Multi-caliber use is one example of versatility. The other relates to firearm action type. Many modern pistol caliber suppressors feature a “booster” to help ensure reliable operation with recoil operated semi-automatic firearms. With the design that most all 9mm and up firearms use, the barrel moves rearward as part of the fire, eject and reload sequence. When the additional weight of the silencer is added to the barrel, the careful balance of forces is thrown out of whack and reliability can suffer.
The SilencerCo Octane uses a variety of mounting options to customize the unit to different gun types. If you’re mounting the Octane on a rifle or pistol with a fixed barrel, you use a standard thread mount that rigidly affixes the silencer to the barrel. If you’re mounting the Octane on a gun with recoil operation (moving barrel) then you use a booster mount. The booster mount is simply a piston and spring assembly the provides flex between the barrel and silencer itself. When you fire the gun, the gasses push the silencer body away from the muzzle, compressing the booster spring. As the firing sequence completes, the silencer body springs back towards the gun, aiding the rearward movement of the gun barrel.
Shooting with a silencer brings a whole new level of joy. While there is still noise, it’s entirely different. Think of a loud “whooshing” and “hissing” sound instead of an abrupt blast. The reduction of the muzzle blast makes shooting without hearing protection possible and also is a great way to introduce new shooters. Without the explosion in front of their face, the tendency to flinch and lean backwards is greatly diminished.

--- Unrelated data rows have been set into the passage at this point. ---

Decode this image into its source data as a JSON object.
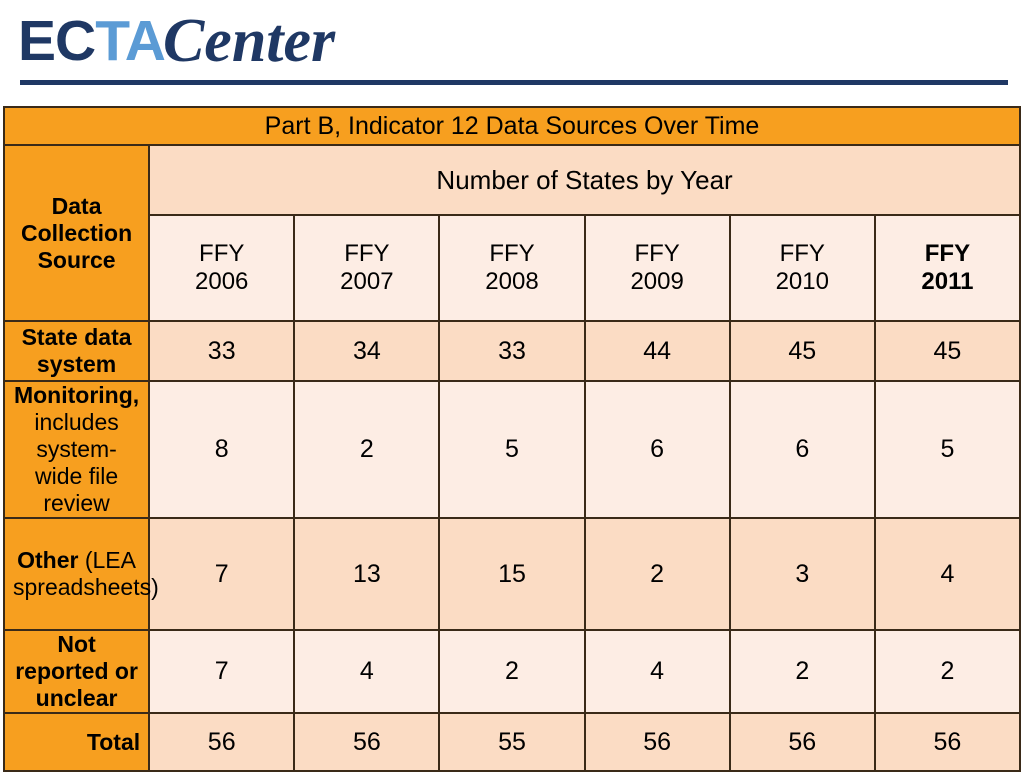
{
  "logo": {
    "part1": "EC",
    "part2": "TA",
    "part3": "Center"
  },
  "table": {
    "title": "Part B, Indicator 12 Data Sources Over Time",
    "row_header_label": "Data Collection Source",
    "span_header": "Number of States by Year",
    "columns": [
      {
        "line1": "FFY",
        "line2": "2006"
      },
      {
        "line1": "FFY",
        "line2": "2007"
      },
      {
        "line1": "FFY",
        "line2": "2008"
      },
      {
        "line1": "FFY",
        "line2": "2009"
      },
      {
        "line1": "FFY",
        "line2": "2010"
      },
      {
        "line1": "FFY",
        "line2": "2011"
      }
    ],
    "rows": [
      {
        "label_bold": "State data system",
        "label_rest": "",
        "values": [
          "33",
          "34",
          "33",
          "44",
          "45",
          "45"
        ]
      },
      {
        "label_bold": "Monitoring,",
        "label_rest": "includes system-wide file review",
        "values": [
          "8",
          "2",
          "5",
          "6",
          "6",
          "5"
        ]
      },
      {
        "label_bold": "Other",
        "label_rest": "(LEA spreadsheets)",
        "values": [
          "7",
          "13",
          "15",
          "2",
          "3",
          "4"
        ]
      },
      {
        "label_bold": "Not reported or unclear",
        "label_rest": "",
        "values": [
          "7",
          "4",
          "2",
          "4",
          "2",
          "2"
        ]
      }
    ],
    "total_label": "Total",
    "total_values": [
      "56",
      "56",
      "55",
      "56",
      "56",
      "56"
    ]
  },
  "colors": {
    "orange": "#F79F1F",
    "peach_dark": "#FBDCC4",
    "peach_light": "#FDEDE4",
    "navy": "#1F3864",
    "light_blue": "#5B9BD5",
    "border": "#3A2A18"
  }
}
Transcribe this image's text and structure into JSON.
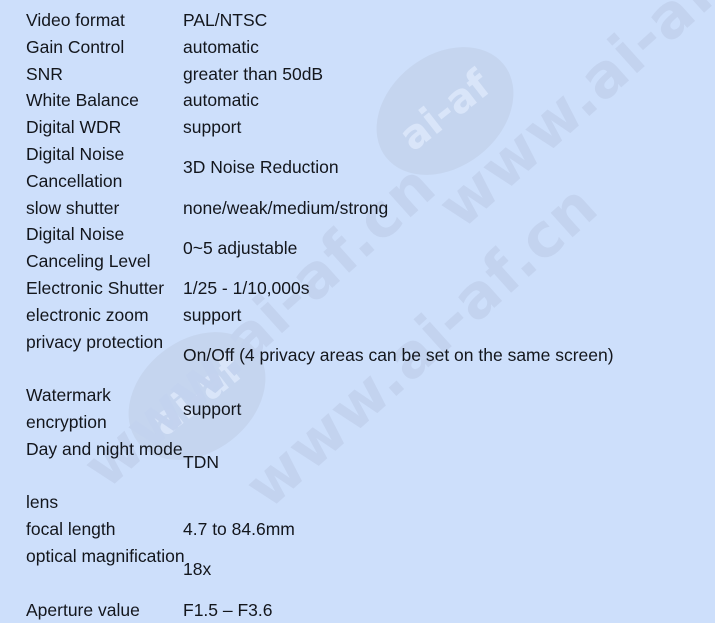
{
  "page": {
    "background_color": "#cddffb",
    "text_color": "#13161c",
    "watermark_color": "#c3d3ef"
  },
  "watermarks": {
    "badge_text": "ai-af",
    "domain_text": "www.ai-af.cn"
  },
  "spec_table": {
    "rows": [
      {
        "label": "Video format",
        "value": "PAL/NTSC"
      },
      {
        "label": "Gain Control",
        "value": "automatic"
      },
      {
        "label": "SNR",
        "value": "greater than 50dB"
      },
      {
        "label": "White Balance",
        "value": "automatic"
      },
      {
        "label": "Digital WDR",
        "value": "support"
      },
      {
        "label": "Digital Noise Cancellation",
        "value": "3D Noise Reduction"
      },
      {
        "label": "slow shutter",
        "value": "none/weak/medium/strong"
      },
      {
        "label": "Digital Noise Canceling Level",
        "value": "0~5 adjustable"
      },
      {
        "label": "Electronic Shutter",
        "value": "1/25 - 1/10,000s"
      },
      {
        "label": "electronic zoom",
        "value": "support"
      },
      {
        "label": "privacy protection",
        "value": "On/Off (4 privacy areas can be set on the same screen)"
      },
      {
        "label": "Watermark encryption",
        "value": "support"
      },
      {
        "label": "Day and night mode",
        "value": "TDN"
      },
      {
        "label": "lens",
        "value": ""
      },
      {
        "label": "focal length",
        "value": "4.7 to 84.6mm"
      },
      {
        "label": "optical magnification",
        "value": "18x"
      },
      {
        "label": "Aperture value",
        "value": "F1.5 – F3.6"
      }
    ]
  }
}
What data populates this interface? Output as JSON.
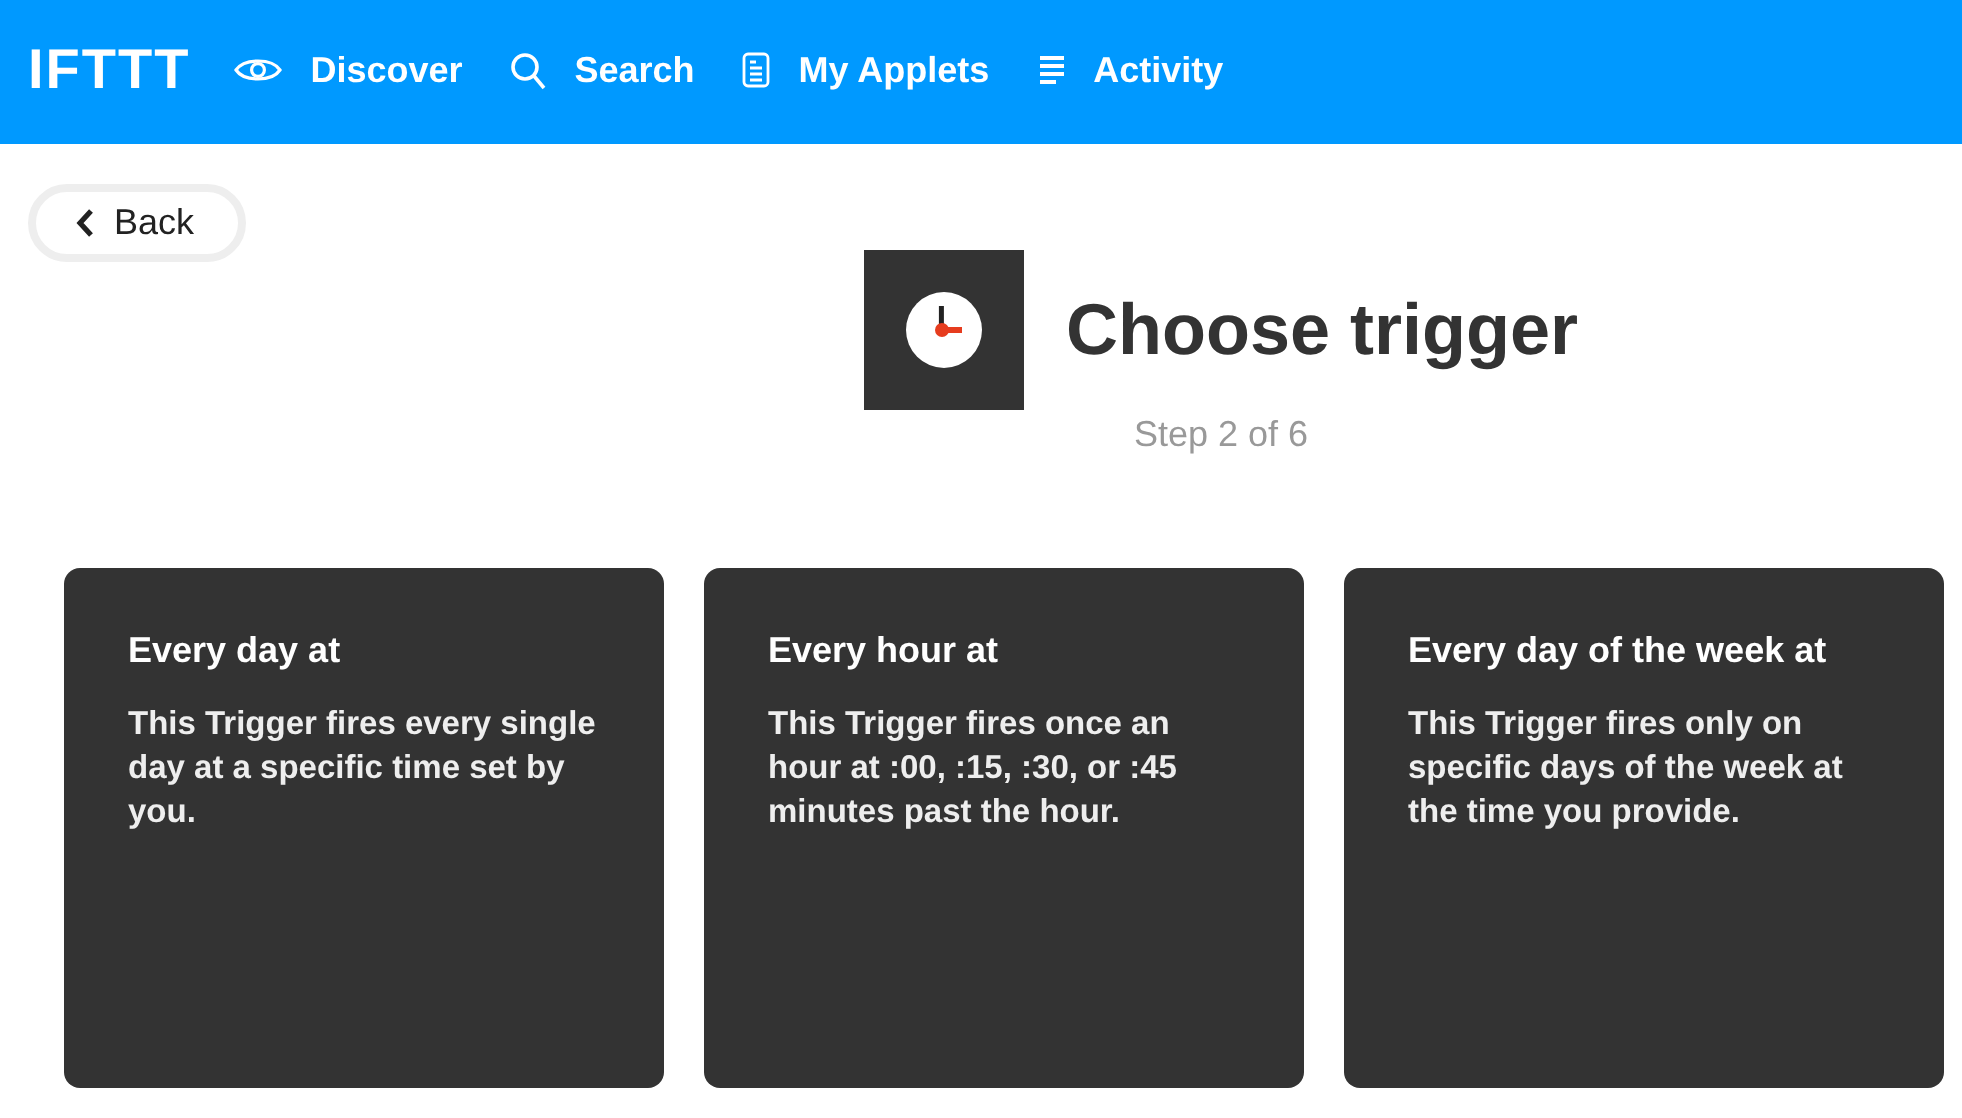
{
  "nav": {
    "logo": "IFTTT",
    "links": [
      {
        "kind": "discover",
        "label": "Discover"
      },
      {
        "kind": "search",
        "label": "Search"
      },
      {
        "kind": "applets",
        "label": "My Applets"
      },
      {
        "kind": "activity",
        "label": "Activity"
      }
    ]
  },
  "back_button": "Back",
  "heading": {
    "title": "Choose trigger",
    "step": "Step 2 of 6"
  },
  "triggers": [
    {
      "title": "Every day at",
      "description": "This Trigger fires every single day at a specific time set by you."
    },
    {
      "title": "Every hour at",
      "description": "This Trigger fires once an hour at :00, :15, :30, or :45 minutes past the hour."
    },
    {
      "title": "Every day of the week at",
      "description": "This Trigger fires only on specific days of the week at the time you provide."
    }
  ]
}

The one thing you’ll need to consider is the sight picture. With a 1.375 inch diameter, the Octane is likely to partially or fully block standard iron sights.
I shot the Octane 45 with a Glock 31 using a .40 S&W caliber Lone Wolf threaded barrel. I equipped the Glock with Crimson Trace Lasergrips, and the laser beam was not blocked by the suppressor.
Yes, this was exceptionally fun!
One thing that surprised me was the “mellowness” of the .40 S&W when suppressed. As a higher pressure round, I expected the .40 to be less awesomely quiet, but it was a pleasant and silent surprise.
I also used the Octane 45 with a Beretta 92 equipped with Crimson Trace Lasergrips. And yes, this was also great fun. Both configurations worked beautifully with a grip mounted laser. A rail laser will work equally well for guns so equipped.
On both configurations, I fired subsonic and supersonic ammo. The suppressor benefits both ammo types as the blast is muffled. However, when using supersonic ammo (over 1,130 feet per second or so depending on your atmospheric conditions) you will still hear a crack from the sonic boom as the projectile travels down range. One surprise was the ability to hear bullets “whizzing” down range without the full effect or normal muzzle blast. That was quite entertaining.
While the continued regulation, tax and ridiculous processing times make owning a silencer an undue pain, they sure are fun. More importantly they provide another layer of safety for hearing of shooters, bystanders and neighbors.
Why the continued regulation? I just don’t know. Does someone really believe that deregulation of silencers will increase crime?
That’s a ridiculous argument consistent with thinking speeding violations increase when you put mufflers on cars. Keep the pressure on your elected weasels. You know, the ones that are supposed to represent you.
About Tom Mchale
Tom McHale is the author of the Insanely Practical Guides ( www.insanelypracticalguides.com ) book series that guides new and experienced shooters alike in a fun, approachable, and practical way. His books are available in print and eBook format on Amazon. You can also find him on Google+, Facebook, Twitter and Pinterest.